EXERCISE DIRECTIONS >>
Please retype the records that appear below, exactly and in full.

EXCERPTED DATA >>
===
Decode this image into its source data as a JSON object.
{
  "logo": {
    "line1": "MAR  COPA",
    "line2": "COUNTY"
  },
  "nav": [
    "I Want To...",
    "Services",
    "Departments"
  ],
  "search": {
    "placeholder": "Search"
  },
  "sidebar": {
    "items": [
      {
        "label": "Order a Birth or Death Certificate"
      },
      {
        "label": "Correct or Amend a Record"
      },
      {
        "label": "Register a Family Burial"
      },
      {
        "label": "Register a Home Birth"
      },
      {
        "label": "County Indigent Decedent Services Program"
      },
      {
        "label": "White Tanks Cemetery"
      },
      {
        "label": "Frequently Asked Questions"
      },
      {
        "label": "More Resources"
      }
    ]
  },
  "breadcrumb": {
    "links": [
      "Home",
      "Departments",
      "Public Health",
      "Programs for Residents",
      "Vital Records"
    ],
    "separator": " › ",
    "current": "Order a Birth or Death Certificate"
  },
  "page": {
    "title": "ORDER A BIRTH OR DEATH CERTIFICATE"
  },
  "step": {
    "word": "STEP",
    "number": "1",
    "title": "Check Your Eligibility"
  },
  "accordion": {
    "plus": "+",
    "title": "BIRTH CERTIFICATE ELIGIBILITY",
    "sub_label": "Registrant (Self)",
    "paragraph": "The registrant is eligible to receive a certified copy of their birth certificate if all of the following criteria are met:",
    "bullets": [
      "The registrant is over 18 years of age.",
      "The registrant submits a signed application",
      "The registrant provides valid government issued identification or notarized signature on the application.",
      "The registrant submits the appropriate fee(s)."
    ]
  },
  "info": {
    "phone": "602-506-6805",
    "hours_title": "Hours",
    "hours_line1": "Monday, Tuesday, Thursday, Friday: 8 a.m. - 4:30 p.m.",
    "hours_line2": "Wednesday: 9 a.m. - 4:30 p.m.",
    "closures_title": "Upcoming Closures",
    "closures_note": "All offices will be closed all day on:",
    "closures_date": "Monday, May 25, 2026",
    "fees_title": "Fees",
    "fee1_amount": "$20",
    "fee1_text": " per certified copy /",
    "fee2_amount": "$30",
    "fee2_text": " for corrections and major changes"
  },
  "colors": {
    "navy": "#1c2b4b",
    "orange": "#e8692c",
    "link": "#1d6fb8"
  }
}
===
YOUR SOLUTION >>
Decode this image into its source data as a JSON object.
{
  "logo": {
    "line1": "MAR  COPA",
    "line2": "COUNTY"
  },
  "nav": [
    "I Want To...",
    "Services",
    "Departments"
  ],
  "search": {
    "placeholder": "Search"
  },
  "sidebar": {
    "items": [
      {
        "label": "Order a Birth or Death Certificate"
      },
      {
        "label": "Correct or Amend a Record"
      },
      {
        "label": "Register a Family Burial"
      },
      {
        "label": "Register a Home Birth"
      },
      {
        "label": "County Indigent Decedent Services Program"
      },
      {
        "label": "White Tanks Cemetery"
      },
      {
        "label": "Frequently Asked Questions"
      },
      {
        "label": "More Resources"
      }
    ]
  },
  "breadcrumb": {
    "links": [
      "Home",
      "Departments",
      "Public Health",
      "Programs for Residents",
      "Vital Records"
    ],
    "separator": " › ",
    "current": "Order a Birth or Death Certificate"
  },
  "page": {
    "title": "ORDER A BIRTH OR DEATH CERTIFICATE"
  },
  "step": {
    "word": "STEP",
    "number": "1",
    "title": "Check Your Eligibility"
  },
  "accordion": {
    "plus": "+",
    "title": "BIRTH CERTIFICATE ELIGIBILITY",
    "sub_label": "Registrant (Self)",
    "paragraph": "The registrant is eligible to receive a certified copy of their birth certificate if all of the following criteria are met:",
    "bullets": [
      "The registrant is over 18 years of age.",
      "The registrant submits a signed application",
      "The registrant provides valid government issued identification or notarized signature on the application.",
      "The registrant submits the appropriate fee(s)."
    ]
  },
  "info": {
    "phone": "602-506-6805",
    "hours_title": "Hours",
    "hours_line1": "Monday, Tuesday, Thursday, Friday: 8 a.m. - 4:30 p.m.",
    "hours_line2": "Wednesday: 9 a.m. - 4:30 p.m.",
    "closures_title": "Upcoming Closures",
    "closures_note": "All offices will be closed all day on:",
    "closures_date": "Monday, May 25, 2026",
    "fees_title": "Fees",
    "fee1_amount": "$20",
    "fee1_text": " per certified copy /",
    "fee2_amount": "$30",
    "fee2_text": " for corrections and major changes"
  },
  "colors": {
    "navy": "#1c2b4b",
    "orange": "#e8692c",
    "link": "#1d6fb8"
  }
}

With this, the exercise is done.